The recently re-formed Olympia Solidarity Network (OlySol) also seeks to confront gentrification and the housing crisis by organizing direct action campaigns with tenants against landlords’ greed and abuse. OlySol could fight rent hikes or unmet repair needs by picketing a landlord’s home, occupying a landlord’s office, distributing flyers discouraging prospective tenants from renting from a particular landlord or by destroying a landlord’s online reviews. OlySol’s current campaign is demanding that a property management company return a stolen deposit to a former tenant.
Although little resistance to luxury development currently exists, Olympia Assembly has taken the lead in organizing against the luxury redevelopment of Mistake-on-the-Lake. Thus far a range of educational, advocacy and direct action tactics have been deployed or discussed, including anti-gentrification workshops and poster campaigns, City Council speak-outs or protests like shutting down city meetings where building permits are issued, or occupying project construction sites.
To get involved, reach out to one of the following groups:
Weekly Meeting: Monday 3-5PM
United Churches 110 11th Ave SE, Olympia
Olympia Solidarity Network:
Email: Olympia Assembly@gmail.com

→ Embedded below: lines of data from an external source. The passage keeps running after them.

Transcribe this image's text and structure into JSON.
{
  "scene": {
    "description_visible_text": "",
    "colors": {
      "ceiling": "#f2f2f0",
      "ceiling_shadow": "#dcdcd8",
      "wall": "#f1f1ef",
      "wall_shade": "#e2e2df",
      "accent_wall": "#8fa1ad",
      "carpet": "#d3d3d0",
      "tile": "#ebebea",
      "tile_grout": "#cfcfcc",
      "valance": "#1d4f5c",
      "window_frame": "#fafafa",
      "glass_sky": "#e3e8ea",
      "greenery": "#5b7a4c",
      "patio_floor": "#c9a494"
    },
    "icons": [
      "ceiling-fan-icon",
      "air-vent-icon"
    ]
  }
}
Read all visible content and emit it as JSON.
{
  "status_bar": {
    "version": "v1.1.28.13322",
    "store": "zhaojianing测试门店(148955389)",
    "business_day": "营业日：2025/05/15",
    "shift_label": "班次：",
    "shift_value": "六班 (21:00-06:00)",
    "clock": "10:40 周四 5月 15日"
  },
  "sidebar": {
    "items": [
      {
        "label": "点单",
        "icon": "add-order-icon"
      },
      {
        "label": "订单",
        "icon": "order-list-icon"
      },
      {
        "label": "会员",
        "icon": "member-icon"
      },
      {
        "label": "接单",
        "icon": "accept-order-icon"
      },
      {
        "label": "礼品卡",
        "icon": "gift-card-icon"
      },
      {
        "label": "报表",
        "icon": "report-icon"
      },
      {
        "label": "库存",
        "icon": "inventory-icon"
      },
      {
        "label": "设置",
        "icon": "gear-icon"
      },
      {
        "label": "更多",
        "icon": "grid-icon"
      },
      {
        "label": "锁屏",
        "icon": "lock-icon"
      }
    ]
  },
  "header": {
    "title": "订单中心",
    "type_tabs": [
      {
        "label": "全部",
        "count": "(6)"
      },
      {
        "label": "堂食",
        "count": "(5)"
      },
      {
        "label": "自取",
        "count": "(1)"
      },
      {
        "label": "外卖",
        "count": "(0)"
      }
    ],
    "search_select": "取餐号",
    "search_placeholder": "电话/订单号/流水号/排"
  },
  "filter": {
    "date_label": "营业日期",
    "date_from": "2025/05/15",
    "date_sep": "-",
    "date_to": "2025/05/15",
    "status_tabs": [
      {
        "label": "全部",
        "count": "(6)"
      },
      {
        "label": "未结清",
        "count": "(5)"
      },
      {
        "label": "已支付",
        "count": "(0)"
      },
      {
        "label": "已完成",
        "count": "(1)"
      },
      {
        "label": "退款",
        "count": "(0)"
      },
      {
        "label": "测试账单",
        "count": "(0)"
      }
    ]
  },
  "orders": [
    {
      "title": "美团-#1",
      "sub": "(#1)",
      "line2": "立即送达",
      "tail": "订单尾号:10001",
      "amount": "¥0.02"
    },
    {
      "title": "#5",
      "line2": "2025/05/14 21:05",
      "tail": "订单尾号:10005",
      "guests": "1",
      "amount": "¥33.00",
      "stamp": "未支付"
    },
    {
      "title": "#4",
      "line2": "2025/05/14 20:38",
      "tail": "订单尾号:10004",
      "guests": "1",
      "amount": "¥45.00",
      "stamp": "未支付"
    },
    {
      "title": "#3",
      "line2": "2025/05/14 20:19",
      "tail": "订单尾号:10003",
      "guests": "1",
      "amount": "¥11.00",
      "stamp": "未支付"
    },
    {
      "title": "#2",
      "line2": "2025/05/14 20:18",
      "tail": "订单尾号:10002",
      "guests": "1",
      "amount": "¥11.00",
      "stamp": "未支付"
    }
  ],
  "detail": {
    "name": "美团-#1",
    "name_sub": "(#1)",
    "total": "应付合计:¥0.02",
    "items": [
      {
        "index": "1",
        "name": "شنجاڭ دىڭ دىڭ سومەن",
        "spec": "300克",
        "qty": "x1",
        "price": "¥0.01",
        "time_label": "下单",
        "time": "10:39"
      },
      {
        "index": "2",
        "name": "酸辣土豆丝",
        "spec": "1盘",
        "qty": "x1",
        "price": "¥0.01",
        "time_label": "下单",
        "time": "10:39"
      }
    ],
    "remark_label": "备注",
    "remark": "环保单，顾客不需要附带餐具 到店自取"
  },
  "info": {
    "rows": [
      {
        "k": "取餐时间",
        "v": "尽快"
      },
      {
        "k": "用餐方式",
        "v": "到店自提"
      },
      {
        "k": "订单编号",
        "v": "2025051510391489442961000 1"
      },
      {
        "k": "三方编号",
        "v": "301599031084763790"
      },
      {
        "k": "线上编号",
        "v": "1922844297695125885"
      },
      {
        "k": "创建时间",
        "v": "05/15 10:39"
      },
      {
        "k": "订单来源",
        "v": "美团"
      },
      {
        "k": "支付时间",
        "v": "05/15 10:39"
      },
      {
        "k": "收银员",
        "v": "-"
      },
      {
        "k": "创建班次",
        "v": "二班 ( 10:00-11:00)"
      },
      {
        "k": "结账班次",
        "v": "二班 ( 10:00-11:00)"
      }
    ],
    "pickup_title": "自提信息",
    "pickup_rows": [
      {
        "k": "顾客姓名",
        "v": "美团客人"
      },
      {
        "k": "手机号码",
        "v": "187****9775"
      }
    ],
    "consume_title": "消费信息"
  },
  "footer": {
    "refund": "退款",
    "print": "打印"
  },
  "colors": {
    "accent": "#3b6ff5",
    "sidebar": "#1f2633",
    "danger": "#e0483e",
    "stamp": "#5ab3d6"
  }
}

Robert Gorrill is active with several housing justice groups and projects in Olympia. This essay is the second part of an essay published in WIP’s December issue entitled “Causes and mechanisms of gentrification—a process inherent to capitalism.”